Grahic Jump Location
Figure 5

Installed static mixer

Grahic Jump Location
Figure 6

Formation of a cone of bubbles at the sparger in water, viewed at the bottom viewport

Grahic Jump Location
Figure 7

Uniform distribution as the bubbles rise in water, viewed at a higher viewport

Grahic Jump Location
Figure 14

Mass transfer coefficients for tests in water in 3.63 m depth

Grahic Jump Location
Figure 15

Mass Transfer coefficients for tests in water for 7.41 m depth

Grahic Jump Location
Figure 16

Mass transfer coefficients for tests in water, no AFA, for different depths

Grahic Jump Location
Figure 17

Mass transfer coefficients for tests in water with AFA for different column depths

Grahic Jump Location
Figure 18

Comparison of mass transfer coefficients in water and AZ101 fluid with AFA for 7.41 m depth

Grahic Jump Location
Figure 19

Comparison of mass transfer coefficients in water and AZ101 fluid with AFA for 1.31 m depth

Grahic Jump Location
Figure 20

Comparison of predicted mass transfer coefficients to experiments for water without AFA

Grahic Jump Location
Figure 21

Comparison of predicted mass transfer coefficients to experiments for water with AFA

Grahic Jump Location
Figure 22

Comparison of predicted mass transfer coefficients to experiments for AZ101 fluid

Grahic Jump Location
Figure 8

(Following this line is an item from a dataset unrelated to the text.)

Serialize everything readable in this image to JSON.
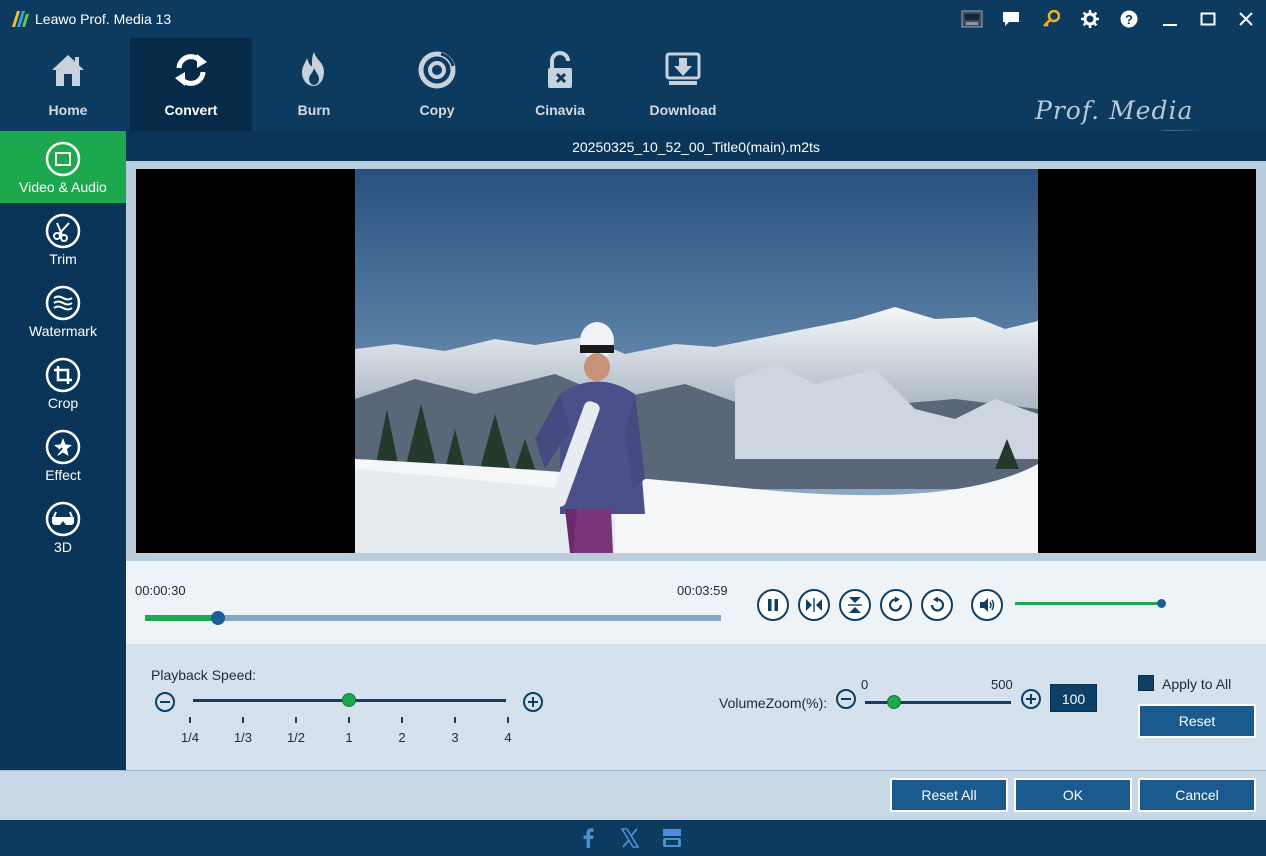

Bubble formation in AZ101, viewed from the top of the column do equipment

Grahic Jump Location
Figure 9

Typical DO measurements

Grahic Jump Location
Figure 10

Atypical DO measurements near the bottom of the column

Grahic Jump Location
Figure 11

Typical mass transfer calculation

Grahic Jump Location
Figure 12

Atypical mass transfer calculation, near the column bottom

Grahic Jump Location
Figure 13

Mass transfer coefficients for tests in water for 1.31 m depth

Tables

Errata

Discussions

Some tools below are only available to our subscribers or users with an online account.

Related Content

Customize your page view by dragging and repositioning the boxes below.

Related Journal Articles
Related eBook Content
Topic Collections

Sorry! You do not have access to this content. For assistance or to subscribe, please contact us:

  • TELEPHONE: 1-800-843-2763 (Toll-free in the USA)
  • EMAIL: asmedigitalcollection@asme.org
Sign In